Learn more about how recipients opt in to share their stories.
I am a peasant farmer and with the drought experienced in the region, farming has been negatively affected. As a widow, food is always a problem because I only depend on my two sons who are working in Mombasa as casual labourers and they only earn peanuts which is hardly enough for them. Receiving this money would mean a reliable source of income for my family because it will be taking care of my basic needs such as food, clothes and medical care. This would bring so much peace of mind and sigh of relief to me and my family. I will also spend 500 KES to pay school fees for my two grandchildren in primary school because most of the time they are out of school for fees. They will get the opportunity to concentrate on their studies without interruptions.
What is the happiest part of your day?
When my son sent me 2,000 KES for upkeep last month. I had been going through hardships for almost two weeks taking one meal a day and on receiving the money from him I just felt great and I thanked him for the gifts which meant alot to me.
What is the biggest hardship you've faced in your life?
As a widow I do not have a stable source of income because I only depend on my two sons who are doing odd jobs in the Mombasa. This has resulted to sometimes going to bed hungry when they are not in a position to send me money on upkeep.
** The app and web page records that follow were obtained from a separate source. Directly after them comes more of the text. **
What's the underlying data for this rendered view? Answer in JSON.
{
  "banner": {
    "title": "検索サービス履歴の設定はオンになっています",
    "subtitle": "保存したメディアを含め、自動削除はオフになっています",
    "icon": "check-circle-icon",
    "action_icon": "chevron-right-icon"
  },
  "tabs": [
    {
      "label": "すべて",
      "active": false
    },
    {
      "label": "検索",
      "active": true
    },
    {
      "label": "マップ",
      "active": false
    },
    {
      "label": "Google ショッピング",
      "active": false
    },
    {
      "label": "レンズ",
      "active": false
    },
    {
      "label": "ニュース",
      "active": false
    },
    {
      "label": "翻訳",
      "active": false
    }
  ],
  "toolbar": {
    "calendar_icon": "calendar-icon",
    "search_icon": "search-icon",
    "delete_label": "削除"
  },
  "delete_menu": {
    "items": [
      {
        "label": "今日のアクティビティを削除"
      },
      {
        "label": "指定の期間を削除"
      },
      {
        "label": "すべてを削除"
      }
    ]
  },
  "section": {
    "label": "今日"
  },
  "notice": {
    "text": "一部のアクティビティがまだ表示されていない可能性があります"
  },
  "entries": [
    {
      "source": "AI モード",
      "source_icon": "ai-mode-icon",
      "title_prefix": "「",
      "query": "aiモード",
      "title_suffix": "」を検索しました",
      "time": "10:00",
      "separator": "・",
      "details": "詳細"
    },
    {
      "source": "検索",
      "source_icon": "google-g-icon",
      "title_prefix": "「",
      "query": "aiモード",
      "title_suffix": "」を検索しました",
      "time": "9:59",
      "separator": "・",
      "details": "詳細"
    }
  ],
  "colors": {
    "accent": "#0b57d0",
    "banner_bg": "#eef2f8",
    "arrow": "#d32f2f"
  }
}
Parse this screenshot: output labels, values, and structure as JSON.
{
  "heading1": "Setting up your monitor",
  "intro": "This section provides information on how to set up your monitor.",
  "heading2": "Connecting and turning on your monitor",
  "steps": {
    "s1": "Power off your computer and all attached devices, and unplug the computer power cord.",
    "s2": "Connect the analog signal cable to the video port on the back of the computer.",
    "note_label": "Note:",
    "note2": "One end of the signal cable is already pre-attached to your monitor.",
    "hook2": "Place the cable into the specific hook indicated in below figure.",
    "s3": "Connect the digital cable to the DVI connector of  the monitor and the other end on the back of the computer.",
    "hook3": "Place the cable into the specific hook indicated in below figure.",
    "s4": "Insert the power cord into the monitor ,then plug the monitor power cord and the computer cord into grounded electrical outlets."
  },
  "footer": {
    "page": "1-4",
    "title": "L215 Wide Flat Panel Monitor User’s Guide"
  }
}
When I am sick I can not afford to get better health care and this has resulted to frequent illnesses.